# Work to be completed
Count the lines containing "icon" in the entries underneath, and state that count without anything else.

[Dataset entries — start]

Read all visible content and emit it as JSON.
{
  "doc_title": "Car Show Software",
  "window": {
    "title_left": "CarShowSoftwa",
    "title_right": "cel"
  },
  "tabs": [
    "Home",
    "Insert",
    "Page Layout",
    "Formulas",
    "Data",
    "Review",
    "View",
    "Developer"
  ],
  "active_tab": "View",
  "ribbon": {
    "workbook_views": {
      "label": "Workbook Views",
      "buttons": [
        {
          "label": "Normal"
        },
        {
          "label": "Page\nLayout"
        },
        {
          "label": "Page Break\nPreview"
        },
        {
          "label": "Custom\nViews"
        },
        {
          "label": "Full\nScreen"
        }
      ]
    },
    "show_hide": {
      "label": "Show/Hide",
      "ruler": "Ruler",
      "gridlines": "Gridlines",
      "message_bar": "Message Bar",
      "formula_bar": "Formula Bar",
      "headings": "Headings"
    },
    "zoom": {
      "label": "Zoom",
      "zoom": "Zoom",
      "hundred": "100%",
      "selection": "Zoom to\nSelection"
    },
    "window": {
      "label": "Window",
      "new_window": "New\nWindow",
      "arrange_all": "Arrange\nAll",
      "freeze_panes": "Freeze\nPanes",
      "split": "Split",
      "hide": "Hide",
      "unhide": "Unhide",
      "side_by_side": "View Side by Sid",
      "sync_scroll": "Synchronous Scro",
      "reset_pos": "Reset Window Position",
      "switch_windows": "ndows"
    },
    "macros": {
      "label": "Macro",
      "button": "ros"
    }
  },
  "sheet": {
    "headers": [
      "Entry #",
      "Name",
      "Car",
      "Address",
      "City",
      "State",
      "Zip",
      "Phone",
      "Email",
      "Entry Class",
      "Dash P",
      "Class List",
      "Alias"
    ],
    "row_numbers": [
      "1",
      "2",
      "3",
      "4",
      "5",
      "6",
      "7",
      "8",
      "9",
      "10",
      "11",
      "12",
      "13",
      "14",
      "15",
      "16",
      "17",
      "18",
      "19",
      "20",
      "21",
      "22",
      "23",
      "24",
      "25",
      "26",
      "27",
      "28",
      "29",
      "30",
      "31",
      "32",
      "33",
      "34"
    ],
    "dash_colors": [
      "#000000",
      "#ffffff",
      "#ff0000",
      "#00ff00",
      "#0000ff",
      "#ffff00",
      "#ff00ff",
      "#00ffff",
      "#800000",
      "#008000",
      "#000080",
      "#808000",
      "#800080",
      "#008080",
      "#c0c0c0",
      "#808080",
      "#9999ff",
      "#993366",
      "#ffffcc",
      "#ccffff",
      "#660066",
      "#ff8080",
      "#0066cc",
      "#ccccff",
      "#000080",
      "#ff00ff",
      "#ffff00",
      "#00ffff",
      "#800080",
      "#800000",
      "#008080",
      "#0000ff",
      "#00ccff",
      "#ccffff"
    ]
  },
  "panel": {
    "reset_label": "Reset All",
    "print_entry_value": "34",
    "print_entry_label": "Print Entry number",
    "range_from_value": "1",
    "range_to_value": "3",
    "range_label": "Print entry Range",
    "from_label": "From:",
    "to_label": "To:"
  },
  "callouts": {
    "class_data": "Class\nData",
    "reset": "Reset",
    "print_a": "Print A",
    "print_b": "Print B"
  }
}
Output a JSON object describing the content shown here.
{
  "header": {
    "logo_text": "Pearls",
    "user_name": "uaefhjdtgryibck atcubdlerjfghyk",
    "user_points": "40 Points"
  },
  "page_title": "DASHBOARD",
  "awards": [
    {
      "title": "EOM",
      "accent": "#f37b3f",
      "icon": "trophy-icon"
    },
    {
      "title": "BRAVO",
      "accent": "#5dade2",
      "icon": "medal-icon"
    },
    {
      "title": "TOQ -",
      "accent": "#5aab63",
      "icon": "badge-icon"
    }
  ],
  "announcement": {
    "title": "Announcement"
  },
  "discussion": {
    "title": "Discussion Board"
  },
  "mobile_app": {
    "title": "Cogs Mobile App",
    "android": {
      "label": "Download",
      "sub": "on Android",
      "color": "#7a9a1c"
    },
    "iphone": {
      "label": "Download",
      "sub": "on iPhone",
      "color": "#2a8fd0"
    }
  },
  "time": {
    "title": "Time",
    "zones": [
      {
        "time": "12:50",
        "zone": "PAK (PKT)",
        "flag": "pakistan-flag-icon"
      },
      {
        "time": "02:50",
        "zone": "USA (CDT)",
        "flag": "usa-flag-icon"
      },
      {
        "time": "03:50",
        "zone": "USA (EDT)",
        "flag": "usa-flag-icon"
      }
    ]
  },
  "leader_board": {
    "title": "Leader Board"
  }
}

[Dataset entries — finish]
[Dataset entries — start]

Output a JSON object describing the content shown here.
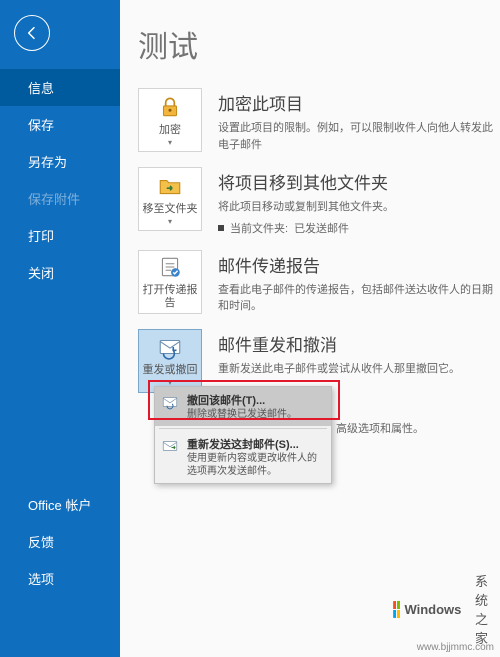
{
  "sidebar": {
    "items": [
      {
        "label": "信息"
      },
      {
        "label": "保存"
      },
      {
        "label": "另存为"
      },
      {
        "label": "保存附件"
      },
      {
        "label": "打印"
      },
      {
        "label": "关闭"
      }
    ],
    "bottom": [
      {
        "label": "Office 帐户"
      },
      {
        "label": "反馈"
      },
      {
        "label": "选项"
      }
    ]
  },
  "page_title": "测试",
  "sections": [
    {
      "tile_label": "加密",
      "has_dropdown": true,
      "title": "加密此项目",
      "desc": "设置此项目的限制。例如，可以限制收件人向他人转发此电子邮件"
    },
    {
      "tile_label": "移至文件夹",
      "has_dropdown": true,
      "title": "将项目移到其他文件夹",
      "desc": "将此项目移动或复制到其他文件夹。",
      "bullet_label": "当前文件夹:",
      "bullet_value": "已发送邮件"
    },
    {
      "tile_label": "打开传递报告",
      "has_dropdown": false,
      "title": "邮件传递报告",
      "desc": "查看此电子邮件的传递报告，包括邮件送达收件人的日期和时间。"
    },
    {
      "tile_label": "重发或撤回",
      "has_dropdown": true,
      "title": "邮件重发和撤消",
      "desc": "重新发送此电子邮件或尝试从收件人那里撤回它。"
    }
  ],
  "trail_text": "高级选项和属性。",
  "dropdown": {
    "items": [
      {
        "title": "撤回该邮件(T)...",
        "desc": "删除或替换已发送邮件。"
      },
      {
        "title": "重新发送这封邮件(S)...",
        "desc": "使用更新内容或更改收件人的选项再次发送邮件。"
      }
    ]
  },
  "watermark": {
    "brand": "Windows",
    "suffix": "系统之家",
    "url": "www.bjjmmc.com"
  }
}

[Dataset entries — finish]

# Answer section
6